They pick up nicks and grooves with regular use, and these cavities can become the perfect places for bacteria to grow like E. Coli or salmonella.
Even with regular cleaning, it’s smart to be aware of when a plastic, wood, or glass cutting board is past its prime.
Plastic cutting boards may be the easiest material to clean. You can toss them in the dishwasher. Unfortunately, they also groove out very easily and may require replacement in only a few months.
Wood cutting boards are more limited in how you can clean them, because several common cleaners will damage the wood. Unfortunately, porous wood boards also absorb liquids like juice from meats cut atop them. This means they can become fertile ground for bacteria growth.
Glass cutting boards may be the most durable and easiest to clean, but they will dull your knives quickly. They are also very loud.
Perhaps the best overall solution is to rotate plastic cutting boards for cutting meat, and a wood board for everything else. When the wood becomes cut and grooved, sand it down.
As you might expect, sponges are an incredible collection point for bacteria.

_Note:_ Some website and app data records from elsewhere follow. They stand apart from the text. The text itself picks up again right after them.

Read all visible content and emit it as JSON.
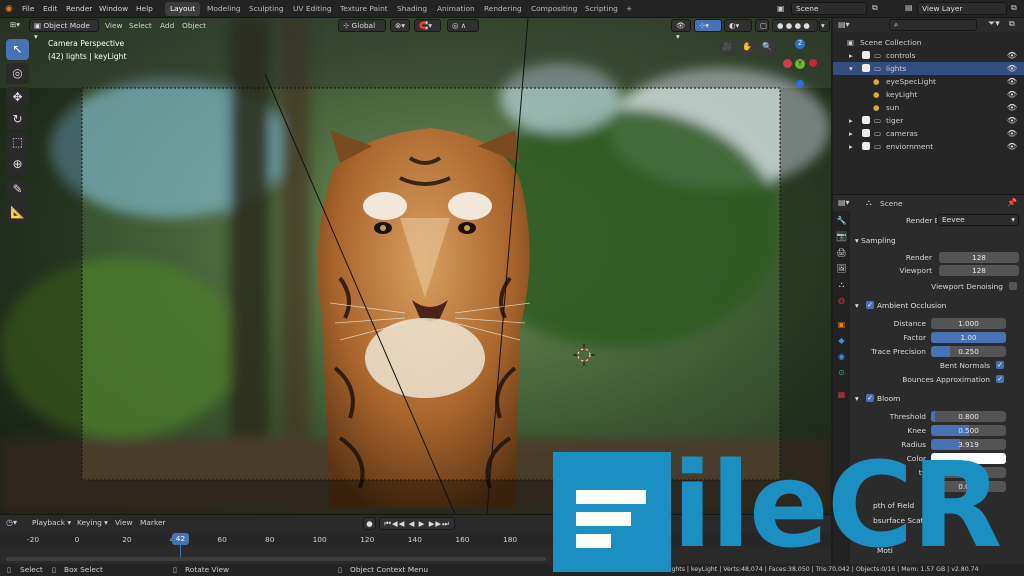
{
  "menu": [
    "File",
    "Edit",
    "Render",
    "Window",
    "Help"
  ],
  "workspaces": [
    "Layout",
    "Modeling",
    "Sculpting",
    "UV Editing",
    "Texture Paint",
    "Shading",
    "Animation",
    "Rendering",
    "Compositing",
    "Scripting"
  ],
  "add_workspace": "+",
  "scene": {
    "label": "Scene",
    "view_layer": "View Layer"
  },
  "viewport": {
    "mode": "Object Mode",
    "header_menus": [
      "View",
      "Select",
      "Add",
      "Object"
    ],
    "transform_orientation": "Global",
    "overlay_title": "Camera Perspective",
    "overlay_sub": "(42) lights | keyLight",
    "gizmo_axes": {
      "z": "Z",
      "y": "Y",
      "x": "X"
    }
  },
  "outliner": {
    "root": "Scene Collection",
    "rows": [
      {
        "label": "controls",
        "indent": 1
      },
      {
        "label": "lights",
        "indent": 1,
        "selected": true
      },
      {
        "label": "eyeSpecLight",
        "indent": 2
      },
      {
        "label": "keyLight",
        "indent": 2
      },
      {
        "label": "sun",
        "indent": 2
      },
      {
        "label": "tiger",
        "indent": 1
      },
      {
        "label": "cameras",
        "indent": 1
      },
      {
        "label": "enviornment",
        "indent": 1
      }
    ]
  },
  "properties": {
    "context": "Scene",
    "render_engine_label": "Render Engine",
    "render_engine": "Eevee",
    "sampling": {
      "title": "Sampling",
      "render_label": "Render",
      "render": "128",
      "viewport_label": "Viewport",
      "viewport": "128",
      "denoise_label": "Viewport Denoising"
    },
    "ao": {
      "title": "Ambient Occlusion",
      "distance_label": "Distance",
      "distance": "1.000",
      "factor_label": "Factor",
      "factor": "1.00",
      "factor_fill": 1.0,
      "trace_label": "Trace Precision",
      "trace": "0.250",
      "trace_fill": 0.25,
      "bent_label": "Bent Normals",
      "bounces_label": "Bounces Approximation"
    },
    "bloom": {
      "title": "Bloom",
      "threshold_label": "Threshold",
      "threshold": "0.800",
      "knee_label": "Knee",
      "knee": "0.500",
      "knee_fill": 0.5,
      "radius_label": "Radius",
      "radius": "3.919",
      "radius_fill": 0.39,
      "color_label": "Color",
      "intensity_label": "ty",
      "intensity": "",
      "clamp": "0.000"
    },
    "more": [
      "pth of Field",
      "bsurface Scatter",
      "Scre",
      "Moti"
    ],
    "color_swatch": "#ffffff"
  },
  "timeline": {
    "menus": [
      "Playback",
      "Keying",
      "View",
      "Marker"
    ],
    "ticks": [
      "-20",
      "0",
      "20",
      "40",
      "60",
      "80",
      "100",
      "120",
      "140",
      "160",
      "180"
    ],
    "current_frame": "42",
    "right_ticks": [
      "300"
    ]
  },
  "status": {
    "select": "Select",
    "box_select": "Box Select",
    "rotate_view": "Rotate View",
    "context_menu": "Object Context Menu",
    "stats": "lights | keyLight | Verts:48,074 | Faces:38,050 | Tris:70,042 | Objects:0/16 | Mem: 1.57 GB | v2.80.74"
  },
  "watermark": {
    "text": "ileCR"
  },
  "colors": {
    "accent": "#4772b3",
    "selected_row": "#334d80",
    "watermark": "#1c8fc2"
  }
}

Virtually every person with a kitchen uses a sponge, dish cloth or bristled brush daily. Sponges are typically the most affordable option, and can be durable without disintegrating for much longer than you should actually use them.
Sponges are porous, which makes them effective at their primary job. This material property also creates an environment where liquids and food particles linger. Such an environment is fertile ground for bacteria to grow.
It’s good practice to replace your sponge periodically, with many cleanliness experts recommending as often as once per week. Others say that with an excellent sponge maintenance routine, which is a high bar, that you might consider replacing monthly.
You’ll get no judgement from me if you’re still using a sponge from last year. We’ve probably all been there before, and I certainly have on several occasions.
To level up your sponge cleanliness routine, be sure to rinse and remove any food debris after each use. Wring out the sponge in its entirety, and store in a place where the sponge can easily air dry.
When moving you should always take stock of your spoons, spatulas and other cooking utensils.
Similar to cutting boards - cuts, cracks and crevices can be a breeding ground for bacteria to grow. This is especially true with wooden or silicone spatulas, and any cooking utensils that fasten two materials at a loose or removable joint.
Cracks and joints are typically spaces that handwashing and even dishwashers can’t reach. Old oil and sauces may clog the gaps and become rancid. You can often pick up on this fact with a simple smell test. If something smells “off,” it probably is.
Wooden spoons will collect cuts and cracks, and silicone spatulas will sometimes melt or split. From a pure functionality standpoint it can be helpful to upgrade periodically as well.
If you’re not moving.
Even if you’re not moving, it’s smart to build a kitchen hygiene routine.
Nobody plans to accumulate rancid old oil, or to use a sponge until it has diminished to nearly nothing.
Still, we get busy, life continues to move onward, and one day you may realize that the back row of your cupboard is full of items that expired last year. It happens, and often we only discover when we are packaging up our lives for transit to a new abode.
Taking account of your cooking oil, pots and pans, cutting boards, sponges and spatulas is a great spot to begin. You can start today, and it will probably take less than 10 minutes to familiarize yourself if you need to make any of these changes.
Set a reminder in your calendar or phone to alert you again in 6-months. Make the robots do the work of remembering so you don’t have to.
Healthy living often starts with awareness. You may also find this practice has a positive impact on your health and the evolution of your personal preferences.
Whether you’re moving, or just cleaning up, I hope these tips have helped you find easy actionable ways to get started.
David Lewis is the founder of Kitchen Ambition, a place for home cooking enthusiasts to learn about the best cookware, culinary techniques, and ingredients.